**What is being asked**
Lines below that hold the word "elementProp" must be copied in full.

**The input**
***

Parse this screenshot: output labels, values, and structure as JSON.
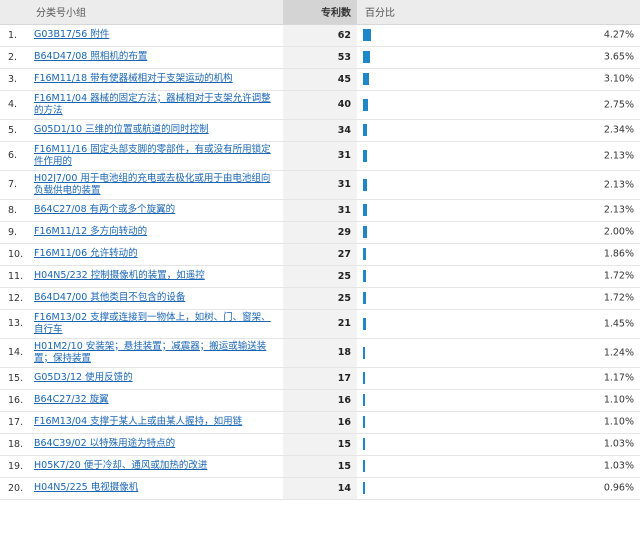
{
  "header": {
    "group": "分类号小组",
    "count": "专利数",
    "percent": "百分比"
  },
  "accent": "#1f86c8",
  "rows": [
    {
      "idx": "1.",
      "group": "G03B17/56 附件",
      "count": 62,
      "percent": "4.27%",
      "share": 4.27
    },
    {
      "idx": "2.",
      "group": "B64D47/08 照相机的布置",
      "count": 53,
      "percent": "3.65%",
      "share": 3.65
    },
    {
      "idx": "3.",
      "group": "F16M11/18 带有使器械相对于支架运动的机构",
      "count": 45,
      "percent": "3.10%",
      "share": 3.1
    },
    {
      "idx": "4.",
      "group": "F16M11/04 器械的固定方法；器械相对于支架允许调整的方法",
      "count": 40,
      "percent": "2.75%",
      "share": 2.75
    },
    {
      "idx": "5.",
      "group": "G05D1/10 三维的位置或航道的同时控制",
      "count": 34,
      "percent": "2.34%",
      "share": 2.34
    },
    {
      "idx": "6.",
      "group": "F16M11/16 固定头部支脚的零部件，有或没有所用锁定件作用的",
      "count": 31,
      "percent": "2.13%",
      "share": 2.13
    },
    {
      "idx": "7.",
      "group": "H02J7/00 用于电池组的充电或去极化或用于由电池组向负载供电的装置",
      "count": 31,
      "percent": "2.13%",
      "share": 2.13
    },
    {
      "idx": "8.",
      "group": "B64C27/08 有两个或多个旋翼的",
      "count": 31,
      "percent": "2.13%",
      "share": 2.13
    },
    {
      "idx": "9.",
      "group": "F16M11/12 多方向转动的",
      "count": 29,
      "percent": "2.00%",
      "share": 2.0
    },
    {
      "idx": "10.",
      "group": "F16M11/06 允许转动的",
      "count": 27,
      "percent": "1.86%",
      "share": 1.86
    },
    {
      "idx": "11.",
      "group": "H04N5/232 控制摄像机的装置，如遥控",
      "count": 25,
      "percent": "1.72%",
      "share": 1.72
    },
    {
      "idx": "12.",
      "group": "B64D47/00 其他类目不包含的设备",
      "count": 25,
      "percent": "1.72%",
      "share": 1.72
    },
    {
      "idx": "13.",
      "group": "F16M13/02 支撑或连接到一物体上，如树、门、窗架、自行车",
      "count": 21,
      "percent": "1.45%",
      "share": 1.45
    },
    {
      "idx": "14.",
      "group": "H01M2/10 安装架；悬挂装置；减震器；搬运或输送装置；保持装置",
      "count": 18,
      "percent": "1.24%",
      "share": 1.24
    },
    {
      "idx": "15.",
      "group": "G05D3/12 使用反馈的",
      "count": 17,
      "percent": "1.17%",
      "share": 1.17
    },
    {
      "idx": "16.",
      "group": "B64C27/32 旋翼",
      "count": 16,
      "percent": "1.10%",
      "share": 1.1
    },
    {
      "idx": "17.",
      "group": "F16M13/04 支撑于某人上或由某人握持，如用链",
      "count": 16,
      "percent": "1.10%",
      "share": 1.1
    },
    {
      "idx": "18.",
      "group": "B64C39/02 以特殊用途为特点的",
      "count": 15,
      "percent": "1.03%",
      "share": 1.03
    },
    {
      "idx": "19.",
      "group": "H05K7/20 便于冷却、通风或加热的改进",
      "count": 15,
      "percent": "1.03%",
      "share": 1.03
    },
    {
      "idx": "20.",
      "group": "H04N5/225 电视摄像机",
      "count": 14,
      "percent": "0.96%",
      "share": 0.96
    }
  ]
}
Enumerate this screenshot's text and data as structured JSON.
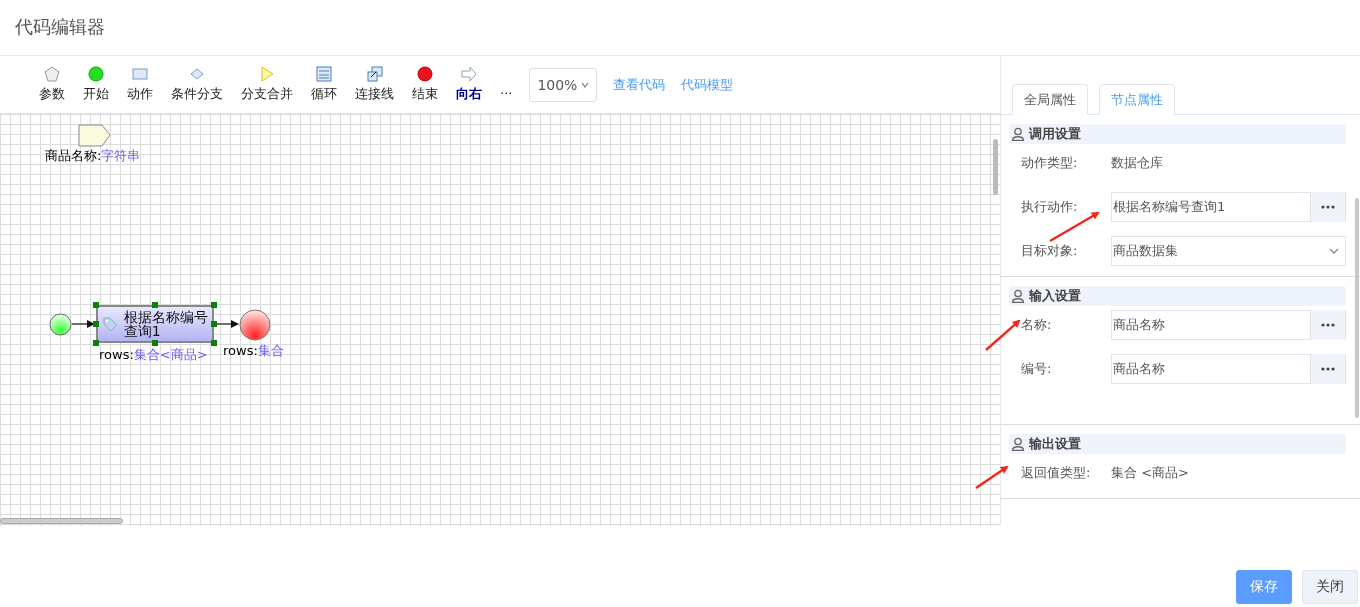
{
  "window": {
    "title": "代码编辑器"
  },
  "toolbar": {
    "items": [
      {
        "kind": "param",
        "label": "参数"
      },
      {
        "kind": "start",
        "label": "开始"
      },
      {
        "kind": "action",
        "label": "动作"
      },
      {
        "kind": "branch",
        "label": "条件分支"
      },
      {
        "kind": "merge",
        "label": "分支合并"
      },
      {
        "kind": "loop",
        "label": "循环"
      },
      {
        "kind": "connector",
        "label": "连接线"
      },
      {
        "kind": "end",
        "label": "结束"
      },
      {
        "kind": "direction",
        "label": "向右"
      },
      {
        "kind": "more",
        "label": "···"
      }
    ],
    "zoom": "100%",
    "links": [
      "查看代码",
      "代码模型"
    ]
  },
  "diagram": {
    "parameter": {
      "name": "商品名称:",
      "type": "字符串"
    },
    "action": {
      "label": "根据名称编号查询1",
      "selected": true,
      "output_name": "rows:",
      "output_type": "集合<商品>"
    },
    "end": {
      "output_name": "rows:",
      "output_type": "集合"
    }
  },
  "panel": {
    "tabs": [
      {
        "label": "全局属性",
        "selected": false
      },
      {
        "label": "节点属性",
        "selected": true
      }
    ],
    "sections": [
      {
        "title": "调用设置",
        "fields": [
          {
            "kind": "text",
            "label": "动作类型:",
            "value": "数据仓库"
          },
          {
            "kind": "picker",
            "label": "执行动作:",
            "value": "根据名称编号查询1"
          },
          {
            "kind": "select",
            "label": "目标对象:",
            "value": "商品数据集"
          }
        ]
      },
      {
        "title": "输入设置",
        "fields": [
          {
            "kind": "picker",
            "label": "名称:",
            "value": "商品名称"
          },
          {
            "kind": "picker",
            "label": "编号:",
            "value": "商品名称"
          }
        ]
      },
      {
        "title": "输出设置",
        "fields": [
          {
            "kind": "text",
            "label": "返回值类型:",
            "value": "集合 <商品>"
          }
        ]
      }
    ]
  },
  "footer": {
    "buttons": [
      {
        "kind": "primary",
        "label": "保存"
      },
      {
        "kind": "default",
        "label": "关闭"
      }
    ]
  }
}
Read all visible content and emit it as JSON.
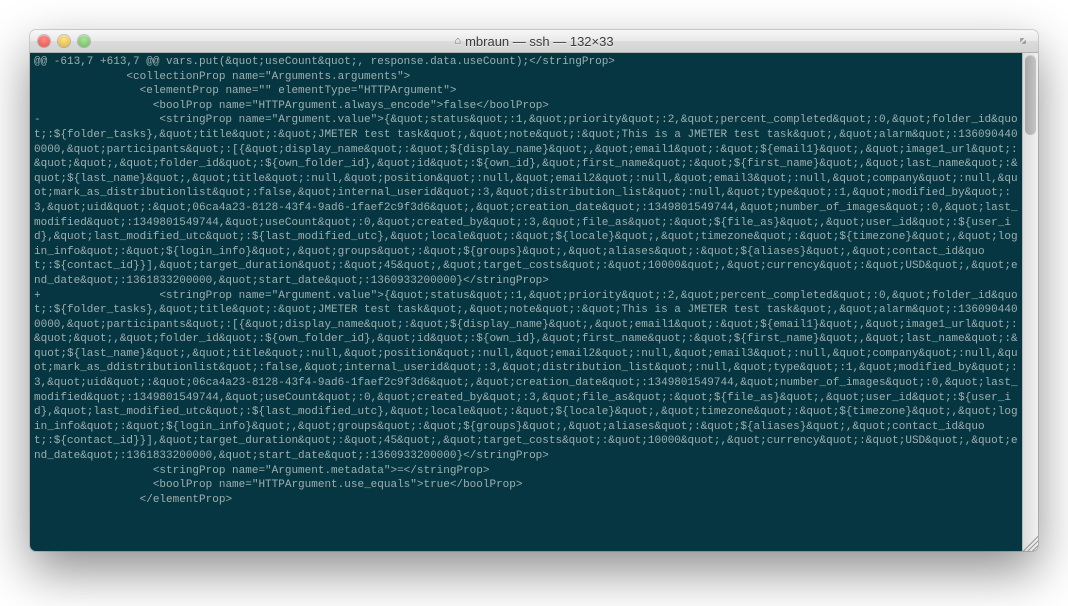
{
  "window": {
    "title": "mbraun — ssh — 132×33"
  },
  "terminal": {
    "lines": [
      "@@ -613,7 +613,7 @@ vars.put(&quot;useCount&quot;, response.data.useCount);</stringProp>",
      "              <collectionProp name=\"Arguments.arguments\">",
      "                <elementProp name=\"\" elementType=\"HTTPArgument\">",
      "                  <boolProp name=\"HTTPArgument.always_encode\">false</boolProp>",
      "-                  <stringProp name=\"Argument.value\">{&quot;status&quot;:1,&quot;priority&quot;:2,&quot;percent_completed&quot;:0,&quot;folder_id&quot;:${folder_tasks},&quot;title&quot;:&quot;JMETER test task&quot;,&quot;note&quot;:&quot;This is a JMETER test task&quot;,&quot;alarm&quot;:1360904400000,&quot;participants&quot;:[{&quot;display_name&quot;:&quot;${display_name}&quot;,&quot;email1&quot;:&quot;${email1}&quot;,&quot;image1_url&quot;:&quot;&quot;,&quot;folder_id&quot;:${own_folder_id},&quot;id&quot;:${own_id},&quot;first_name&quot;:&quot;${first_name}&quot;,&quot;last_name&quot;:&quot;${last_name}&quot;,&quot;title&quot;:null,&quot;position&quot;:null,&quot;email2&quot;:null,&quot;email3&quot;:null,&quot;company&quot;:null,&quot;mark_as_distributionlist&quot;:false,&quot;internal_userid&quot;:3,&quot;distribution_list&quot;:null,&quot;type&quot;:1,&quot;modified_by&quot;:3,&quot;uid&quot;:&quot;06ca4a23-8128-43f4-9ad6-1faef2c9f3d6&quot;,&quot;creation_date&quot;:1349801549744,&quot;number_of_images&quot;:0,&quot;last_modified&quot;:1349801549744,&quot;useCount&quot;:0,&quot;created_by&quot;:3,&quot;file_as&quot;:&quot;${file_as}&quot;,&quot;user_id&quot;:${user_id},&quot;last_modified_utc&quot;:${last_modified_utc},&quot;locale&quot;:&quot;${locale}&quot;,&quot;timezone&quot;:&quot;${timezone}&quot;,&quot;login_info&quot;:&quot;${login_info}&quot;,&quot;groups&quot;:&quot;${groups}&quot;,&quot;aliases&quot;:&quot;${aliases}&quot;,&quot;contact_id&quot;:${contact_id}}],&quot;target_duration&quot;:&quot;45&quot;,&quot;target_costs&quot;:&quot;10000&quot;,&quot;currency&quot;:&quot;USD&quot;,&quot;end_date&quot;:1361833200000,&quot;start_date&quot;:1360933200000}</stringProp>",
      "+                  <stringProp name=\"Argument.value\">{&quot;status&quot;:1,&quot;priority&quot;:2,&quot;percent_completed&quot;:0,&quot;folder_id&quot;:${folder_tasks},&quot;title&quot;:&quot;JMETER test task&quot;,&quot;note&quot;:&quot;This is a JMETER test task&quot;,&quot;alarm&quot;:1360904400000,&quot;participants&quot;:[{&quot;display_name&quot;:&quot;${display_name}&quot;,&quot;email1&quot;:&quot;${email1}&quot;,&quot;image1_url&quot;:&quot;&quot;,&quot;folder_id&quot;:${own_folder_id},&quot;id&quot;:${own_id},&quot;first_name&quot;:&quot;${first_name}&quot;,&quot;last_name&quot;:&quot;${last_name}&quot;,&quot;title&quot;:null,&quot;position&quot;:null,&quot;email2&quot;:null,&quot;email3&quot;:null,&quot;company&quot;:null,&quot;mark_as_ddistributionlist&quot;:false,&quot;internal_userid&quot;:3,&quot;distribution_list&quot;:null,&quot;type&quot;:1,&quot;modified_by&quot;:3,&quot;uid&quot;:&quot;06ca4a23-8128-43f4-9ad6-1faef2c9f3d6&quot;,&quot;creation_date&quot;:1349801549744,&quot;number_of_images&quot;:0,&quot;last_modified&quot;:1349801549744,&quot;useCount&quot;:0,&quot;created_by&quot;:3,&quot;file_as&quot;:&quot;${file_as}&quot;,&quot;user_id&quot;:${user_id},&quot;last_modified_utc&quot;:${last_modified_utc},&quot;locale&quot;:&quot;${locale}&quot;,&quot;timezone&quot;:&quot;${timezone}&quot;,&quot;login_info&quot;:&quot;${login_info}&quot;,&quot;groups&quot;:&quot;${groups}&quot;,&quot;aliases&quot;:&quot;${aliases}&quot;,&quot;contact_id&quot;:${contact_id}}],&quot;target_duration&quot;:&quot;45&quot;,&quot;target_costs&quot;:&quot;10000&quot;,&quot;currency&quot;:&quot;USD&quot;,&quot;end_date&quot;:1361833200000,&quot;start_date&quot;:1360933200000}</stringProp>",
      "                  <stringProp name=\"Argument.metadata\">=</stringProp>",
      "                  <boolProp name=\"HTTPArgument.use_equals\">true</boolProp>",
      "                </elementProp>"
    ]
  }
}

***

**Response area**
      "                <elementProp name=\"\" elementType=\"HTTPArgument\">",
      "                </elementProp>"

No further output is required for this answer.